Brenda Lawrence (D-MI), who sits on the House Appropriations Committee and sparred with Attorney General Bill Barr on Tuesday, told CNN on Thursday that she was unhappy with Barr’s “dismissive, arrogant” attitude in refusing to discuss the Mueller report publicly — and that history and the American people would judge him harshly.
“I sat through that hearing and I questioned Barr. It was really compelling and intriguing, the amount of dismissive, arrogant interaction we had with him,” Lawrence said. “In the Mueller report, we have the support of the people. It’s been polled so many times, 80%, even the Republicans. We have bipartisan, 100% support via vote to have a clear, transparent process, and we have history on our side, starting with the Watergate investigation.”
“Somewhere along the line he’s gotten twisted because that comment about spying is a direct quote from the rhetoric of the president of the United States,” she went on. “You are the attorney general. You are supposed to operate on fact and law.”
“Would you support the attorney general being clear and transparent about any evidence he has of undue spying during the campaign?” asked host Jim Sciutto. “The question being, why not wait to see what he’s got before you dismiss what he says are legitimate concerns?”
“For an attorney general to just blurt out something as serious as spying by our own government without due process is a very serious accusation,” Lawrence replied. “If you are going to say that, and from all of the procedural requirements, you should have clear documents, there should be a charge, and is there an investigation? He backed back on that.”

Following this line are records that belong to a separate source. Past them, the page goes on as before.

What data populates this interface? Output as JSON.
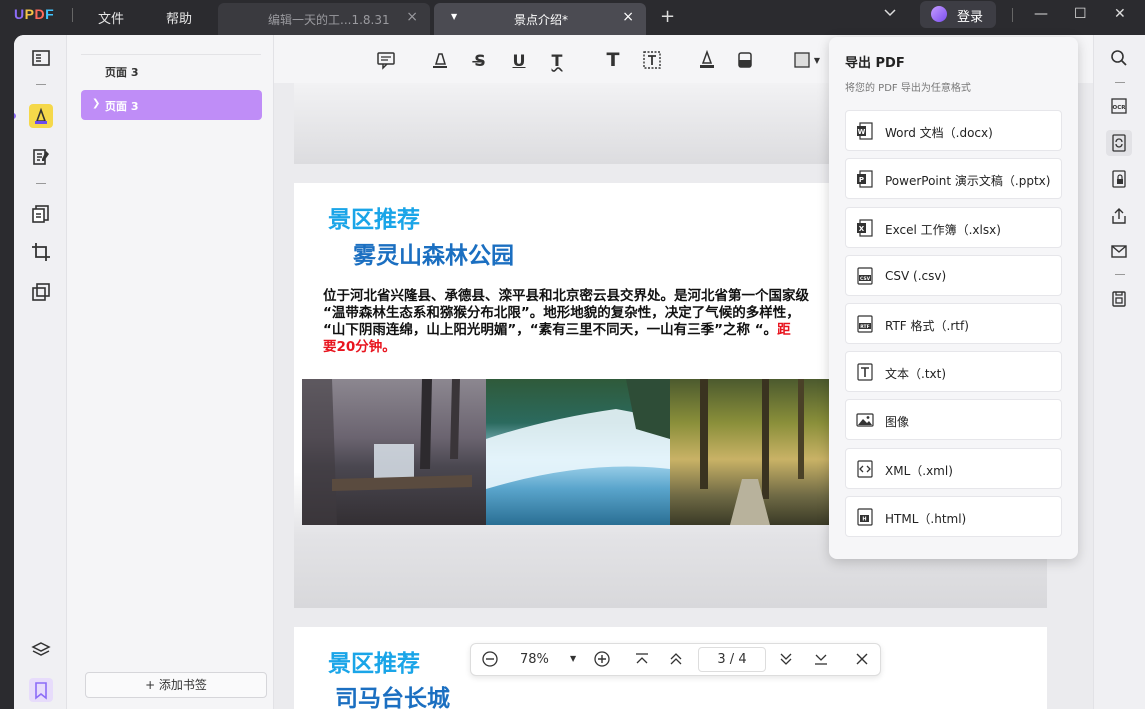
{
  "app": {
    "logo": "UPDF"
  },
  "menu": {
    "file": "文件",
    "help": "帮助"
  },
  "tabs": [
    {
      "label": "编辑一天的工...1.8.31",
      "close": "×"
    },
    {
      "label": "景点介绍*",
      "close": "×"
    }
  ],
  "titlebar": {
    "add_tab": "+",
    "login": "登录",
    "minimize": "—",
    "maximize": "☐",
    "close": "✕",
    "chevron": "⌄"
  },
  "bookmarks": {
    "items": [
      {
        "label": "页面 3"
      },
      {
        "label": "页面 3",
        "selected": true
      }
    ],
    "add_label": "+ 添加书签"
  },
  "document": {
    "section1": {
      "heading": "景区推荐",
      "subheading": "雾灵山森林公园"
    },
    "body_lines": [
      "位于河北省兴隆县、承德县、滦平县和北京密云县交界处。是河北省第一个国家级",
      "“温带森林生态系和猕猴分布北限”。地形地貌的复杂性，决定了气候的多样性，",
      "“山下阴雨连绵，山上阳光明媚”，“素有三里不同天，一山有三季”之称 “。"
    ],
    "body_red_inline": "距",
    "body_red_line": "要20分钟。",
    "section2": {
      "heading": "景区推荐",
      "subheading": "司马台长城"
    }
  },
  "zoom": {
    "level": "78%",
    "current_page": "3",
    "separator": "/",
    "total_pages": "4"
  },
  "export_panel": {
    "title": "导出 PDF",
    "subtitle": "将您的 PDF 导出为任意格式",
    "items": [
      {
        "label": "Word 文档（.docx)",
        "icon": "word-icon"
      },
      {
        "label": "PowerPoint 演示文稿（.pptx)",
        "icon": "powerpoint-icon"
      },
      {
        "label": "Excel 工作簿（.xlsx)",
        "icon": "excel-icon"
      },
      {
        "label": "CSV (.csv)",
        "icon": "csv-icon"
      },
      {
        "label": "RTF 格式（.rtf)",
        "icon": "rtf-icon"
      },
      {
        "label": "文本（.txt)",
        "icon": "text-icon"
      },
      {
        "label": "图像",
        "icon": "image-icon"
      },
      {
        "label": "XML（.xml)",
        "icon": "xml-icon"
      },
      {
        "label": "HTML（.html)",
        "icon": "html-icon"
      }
    ]
  },
  "colors": {
    "accent": "#8c6cf7",
    "bookmark_selected": "#bf8df7",
    "heading_blue": "#1aa5e8",
    "subheading_blue": "#1b6fc1",
    "red_text": "#e8141e"
  }
}
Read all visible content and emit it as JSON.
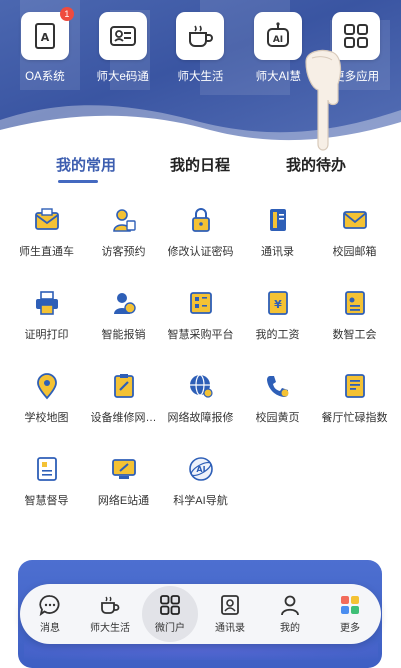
{
  "top_apps": [
    {
      "label": "OA系统",
      "icon": "oa-document-icon",
      "badge": "1"
    },
    {
      "label": "师大e码通",
      "icon": "id-card-icon"
    },
    {
      "label": "师大生活",
      "icon": "coffee-cup-icon"
    },
    {
      "label": "师大AI慧",
      "icon": "ai-robot-icon"
    },
    {
      "label": "更多应用",
      "icon": "grid-apps-icon"
    }
  ],
  "tabs": [
    {
      "label": "我的常用",
      "active": true
    },
    {
      "label": "我的日程",
      "active": false
    },
    {
      "label": "我的待办",
      "active": false
    }
  ],
  "apps": [
    {
      "label": "师生直通车",
      "icon": "mail-envelope-icon"
    },
    {
      "label": "访客预约",
      "icon": "visitor-icon"
    },
    {
      "label": "修改认证密码",
      "icon": "lock-icon"
    },
    {
      "label": "通讯录",
      "icon": "address-book-icon"
    },
    {
      "label": "校园邮箱",
      "icon": "email-icon"
    },
    {
      "label": "证明打印",
      "icon": "printer-icon"
    },
    {
      "label": "智能报销",
      "icon": "reimburse-icon"
    },
    {
      "label": "智慧采购平台",
      "icon": "procurement-icon"
    },
    {
      "label": "我的工资",
      "icon": "salary-icon"
    },
    {
      "label": "数智工会",
      "icon": "union-icon"
    },
    {
      "label": "学校地图",
      "icon": "map-pin-icon"
    },
    {
      "label": "设备维修网…",
      "icon": "repair-icon"
    },
    {
      "label": "网络故障报修",
      "icon": "network-globe-icon"
    },
    {
      "label": "校园黄页",
      "icon": "phone-icon"
    },
    {
      "label": "餐厅忙碌指数",
      "icon": "restaurant-icon"
    },
    {
      "label": "智慧督导",
      "icon": "supervision-icon"
    },
    {
      "label": "网络E站通",
      "icon": "e-station-icon"
    },
    {
      "label": "科学AI导航",
      "icon": "ai-navigation-icon"
    }
  ],
  "nav": [
    {
      "label": "消息",
      "icon": "chat-bubble-icon",
      "active": false
    },
    {
      "label": "师大生活",
      "icon": "coffee-cup-icon",
      "active": false
    },
    {
      "label": "微门户",
      "icon": "grid-icon",
      "active": true
    },
    {
      "label": "通讯录",
      "icon": "contacts-icon",
      "active": false
    },
    {
      "label": "我的",
      "icon": "user-icon",
      "active": false
    },
    {
      "label": "更多",
      "icon": "more-apps-icon",
      "active": false
    }
  ],
  "colors": {
    "header": "#3a55a2",
    "accent": "#3d5eb0",
    "icon_blue": "#2e5fb7",
    "icon_yellow": "#f4c234",
    "badge": "#ef4b3e",
    "card": "#3e5fc4"
  }
}
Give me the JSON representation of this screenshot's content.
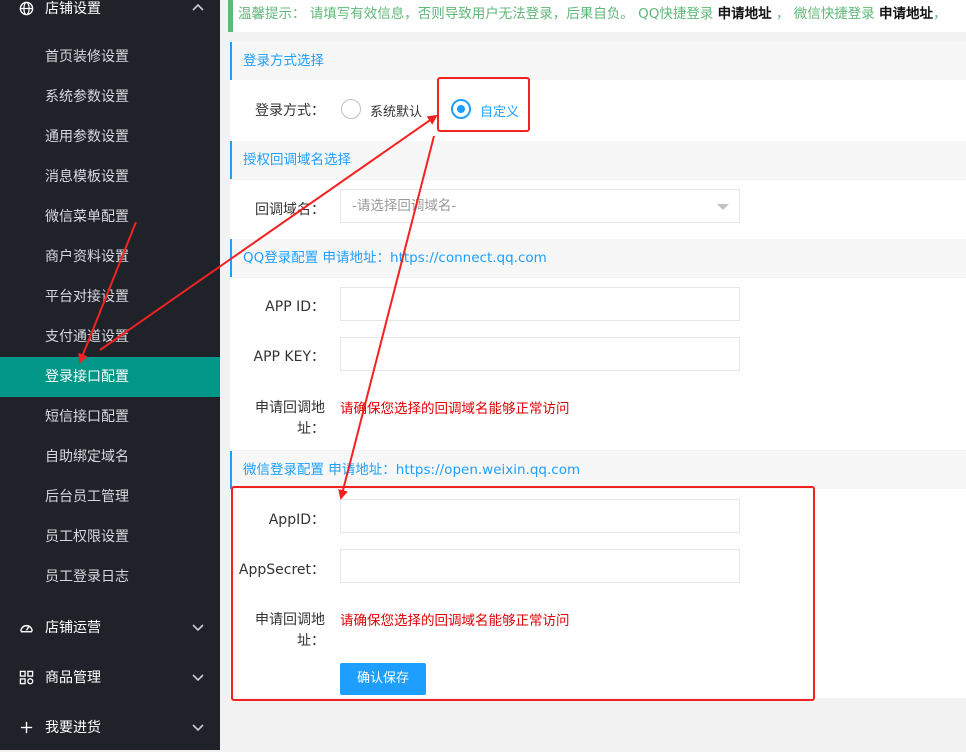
{
  "sidebar": {
    "group_top": {
      "label": "店铺设置",
      "icon": "globe-icon"
    },
    "items": [
      {
        "label": "首页装修设置"
      },
      {
        "label": "系统参数设置"
      },
      {
        "label": "通用参数设置"
      },
      {
        "label": "消息模板设置"
      },
      {
        "label": "微信菜单配置"
      },
      {
        "label": "商户资料设置"
      },
      {
        "label": "平台对接设置"
      },
      {
        "label": "支付通道设置"
      },
      {
        "label": "登录接口配置",
        "active": true
      },
      {
        "label": "短信接口配置"
      },
      {
        "label": "自助绑定域名"
      },
      {
        "label": "后台员工管理"
      },
      {
        "label": "员工权限设置"
      },
      {
        "label": "员工登录日志"
      }
    ],
    "groups": [
      {
        "label": "店铺运营",
        "icon": "gauge-icon"
      },
      {
        "label": "商品管理",
        "icon": "grid-icon"
      },
      {
        "label": "我要进货",
        "icon": "plus-icon"
      }
    ]
  },
  "notice": {
    "prefix": "温馨提示：",
    "text": "请填写有效信息，否则导致用户无法登录，后果自负。",
    "qq_label": "QQ快捷登录",
    "qq_link": "申请地址",
    "sep": "，",
    "wx_label": "微信快捷登录",
    "wx_link": "申请地址",
    "tail": "，"
  },
  "login_method": {
    "section_title": "登录方式选择",
    "label": "登录方式：",
    "options": [
      {
        "label": "系统默认",
        "checked": false
      },
      {
        "label": "自定义",
        "checked": true
      }
    ]
  },
  "callback_domain": {
    "section_title": "授权回调域名选择",
    "label": "回调域名：",
    "placeholder": "-请选择回调域名-"
  },
  "qq": {
    "section_title": "QQ登录配置 申请地址：https://connect.qq.com",
    "app_id_label": "APP ID：",
    "app_id_value": "",
    "app_key_label": "APP KEY：",
    "app_key_value": "",
    "callback_label_1": "申请回调地",
    "callback_label_2": "址：",
    "callback_warning": "请确保您选择的回调域名能够正常访问"
  },
  "weixin": {
    "section_title": "微信登录配置 申请地址：https://open.weixin.qq.com",
    "appid_label": "AppID：",
    "appid_value": "",
    "appsecret_label": "AppSecret：",
    "appsecret_value": "",
    "callback_label_1": "申请回调地",
    "callback_label_2": "址：",
    "callback_warning": "请确保您选择的回调域名能够正常访问",
    "save_label": "确认保存"
  },
  "colors": {
    "sidebar_bg": "#20222a",
    "active": "#009688",
    "accent": "#1e9fff",
    "notice": "#5fb878",
    "warn": "#e00000",
    "annotation": "#f32222"
  }
}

“As the attorney general, your job is not to be a messenger for rhetoric for the president,” she continued. “His is to be the gate keeper of the law and the process of justice in our country. So I pray that he gets that, and if not, we need to take action in Congress.”
Watch the video below.
Big hints lie in the official complaint against Derek Chauvin — and surprising details are left out: ex-prosecutor
In a column for CNN, former federal prosecutor Elie Honig reviewed the criminal complaint filed against ex-Minneapolis police officer Derek Chauvin and said it gives clues as to the direction prosecutors are likely to follow to convict the alleged killer of Georg Floyd -- but it also leaves out key elements of the case that should be brought before a jury.
As Honig wrote, the case against Chauvin is strong but may not go far enough.
Trump security advisor goes off on Antifa rant to duck grilling on president’s ‘vicious dogs’ protester threat
Appearing on CNN's "State of the Union" with Jake Tapper, White House National Security Adviser Robert O’Brien ducked directly defending the president's Saturday threat to use "vicious dogs and ominous weapons" of Washington D.C. protesters, by instead talking about supposed Antifa activity during the George Floyd protests.
After reading the president's tweet, host Tapper pressed, "Do you think messages like that are helping to unite the country and calm fears?”
With O'Brien noting, "[Trump] was trying to de-escalate. He didn’t want violence, he’s trying to stop the violence that we saw that took place overnight," he then went on to drag in reports being pushed by Donald Trump's administration that Antifa -- which he mentioned frequently during the entire interview -- had taken over the protests.
Atlanta mayor levels Trump for comments taunting George Floyd protesters: He’s ‘making it worse’
Appearing on CNN's "State of the Union" on Sunday morning after yet another night of protests rocked her city, the mayor of Atlanta bluntly told Donald Trump to keep his mouth shut about the killing of George Floyd by Minneapolis police officers and the protests that have followed.
Speaking with host Jake Tapper, Mayor Keisha Lance Bottoms was asked about comments the president has been making on Twitter about the protestors which have included threats of using "vicious dogs" and "ominous weapons."
"President Trump has been tweeting about the violent protests across the country. he vowed to step in and use, quote, 'the unlimited power of our military' and he suggested local officials should, quote, 'get tough and fight.' He's also talked about threatening 'the most vicious dogs and most ominous weapons I have ever seen' to use against protesters in Washington, D.C.," host Tapper began. "What do you make of the way the president has handled this crisis?"